Scrubber towers are packed with plastic media through which water containing certain chemicals flows. Noxious air is drawn up through the tower and the chemicals in the water neutralise the ammonia, hydrogen sulphide and other odorous compounds.
The recirculated water then needs to be treated to remove absorbed salts, but this can be done without create further smells.
Activated carbon filters absorb ammonia, hydrogen sulphide and other noxious gases. However, they need changing regularly to prevent them becoming saturated.
Biofilters consist of aerobic bacteria and fungi that oxidise the ammonia and hydrogen sulphide into water and soluble, odourless compounds. They grow on wood chips or similar media which is kept moist to encourage the microorganisms to create a biofilm. The air is drawn up through the medium and the noxious compounds removed.
AD plants relatively close to residential housing might want to take extra precautions around odour management, such as installing atomised nozzles around areas of the plant most likely to emit smells.
These spray a water/chemical solution which is effective at neutralising odours, preventing them from escaping into the wider atmosphere.
Depending on the organic waste feedstock used, the digestate created can have an unpleasant odour.
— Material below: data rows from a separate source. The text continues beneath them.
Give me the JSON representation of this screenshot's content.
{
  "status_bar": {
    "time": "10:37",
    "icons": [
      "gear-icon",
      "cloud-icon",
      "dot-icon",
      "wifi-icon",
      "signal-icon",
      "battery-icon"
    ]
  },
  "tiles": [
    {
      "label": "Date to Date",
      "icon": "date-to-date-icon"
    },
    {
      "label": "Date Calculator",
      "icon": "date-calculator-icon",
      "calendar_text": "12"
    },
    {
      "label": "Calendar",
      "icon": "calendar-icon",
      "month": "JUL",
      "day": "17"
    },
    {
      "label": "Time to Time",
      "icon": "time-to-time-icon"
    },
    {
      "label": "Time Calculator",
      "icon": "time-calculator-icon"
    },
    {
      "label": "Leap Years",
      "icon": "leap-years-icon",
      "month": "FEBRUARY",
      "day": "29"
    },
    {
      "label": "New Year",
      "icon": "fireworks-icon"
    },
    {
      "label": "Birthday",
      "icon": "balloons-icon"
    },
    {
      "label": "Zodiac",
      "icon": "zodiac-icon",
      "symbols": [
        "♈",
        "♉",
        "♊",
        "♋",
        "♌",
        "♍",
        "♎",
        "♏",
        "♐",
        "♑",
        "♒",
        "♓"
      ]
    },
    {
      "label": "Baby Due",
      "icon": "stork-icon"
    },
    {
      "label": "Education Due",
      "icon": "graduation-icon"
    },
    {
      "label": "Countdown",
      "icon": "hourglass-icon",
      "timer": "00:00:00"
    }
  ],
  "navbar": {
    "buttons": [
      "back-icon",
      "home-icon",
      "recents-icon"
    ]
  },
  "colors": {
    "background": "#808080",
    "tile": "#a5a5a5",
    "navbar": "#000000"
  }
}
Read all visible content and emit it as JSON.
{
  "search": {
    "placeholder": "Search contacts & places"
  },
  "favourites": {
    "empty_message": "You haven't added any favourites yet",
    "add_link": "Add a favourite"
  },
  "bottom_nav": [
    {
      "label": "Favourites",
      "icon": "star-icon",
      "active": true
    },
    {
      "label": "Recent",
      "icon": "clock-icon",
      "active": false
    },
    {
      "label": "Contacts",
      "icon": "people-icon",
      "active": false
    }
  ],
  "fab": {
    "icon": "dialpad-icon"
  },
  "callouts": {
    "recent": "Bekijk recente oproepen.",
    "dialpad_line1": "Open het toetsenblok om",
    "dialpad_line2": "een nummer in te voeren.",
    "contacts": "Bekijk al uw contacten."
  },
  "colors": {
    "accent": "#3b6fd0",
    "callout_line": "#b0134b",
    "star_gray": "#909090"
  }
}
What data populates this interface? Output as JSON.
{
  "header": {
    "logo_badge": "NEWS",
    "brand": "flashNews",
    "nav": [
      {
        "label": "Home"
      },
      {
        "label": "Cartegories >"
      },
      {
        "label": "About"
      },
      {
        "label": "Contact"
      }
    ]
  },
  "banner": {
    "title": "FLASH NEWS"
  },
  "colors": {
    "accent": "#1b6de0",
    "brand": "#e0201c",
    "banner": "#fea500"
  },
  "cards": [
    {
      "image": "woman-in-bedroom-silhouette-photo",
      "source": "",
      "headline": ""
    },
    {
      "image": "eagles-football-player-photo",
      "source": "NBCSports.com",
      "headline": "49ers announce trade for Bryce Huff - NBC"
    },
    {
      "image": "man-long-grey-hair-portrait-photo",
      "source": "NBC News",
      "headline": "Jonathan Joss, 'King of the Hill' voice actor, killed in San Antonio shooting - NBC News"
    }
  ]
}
This is particularly the case if processing cattle or pig slurries.
This can be managed in two main ways.
The first is to put the digestate through an additional anaerobic digestion process to remove all the ammonia and hydrogen sulphide. This must take place in a sealed reactor, with the noxious gases filtered out via the processes outlined above.
If, after this, it is stored in a well aeriated container, it should generate little to no odour during storage or when sprayed on the fields.
Alternatively, dewatering the digestate will reduce odour emissions. This creates a more effective fertiliser as it concentrates the nutrients from the feedstock, and it reduces handling, transport, and storage costs of the product.
So, do modern AD plants smell?
The answer is for most of their operational life, they do not.
There is potential for the process to create unpleasant odours, but with an odour management strategy in place, which starts with the design and location of the plant and carries on throughout its entire working life, nasty niffs can be managed.
That said, there are times when plants might emit unpleasant smells due to unscheduled shutdowns, or during repairs, maintenance, or cleaning. But these occasions should be rare, and if handled correctly, short lived.
For advice on managing odours around your AD plant, or if you’re planning to build a plant and need an odour management strategy, get in touch.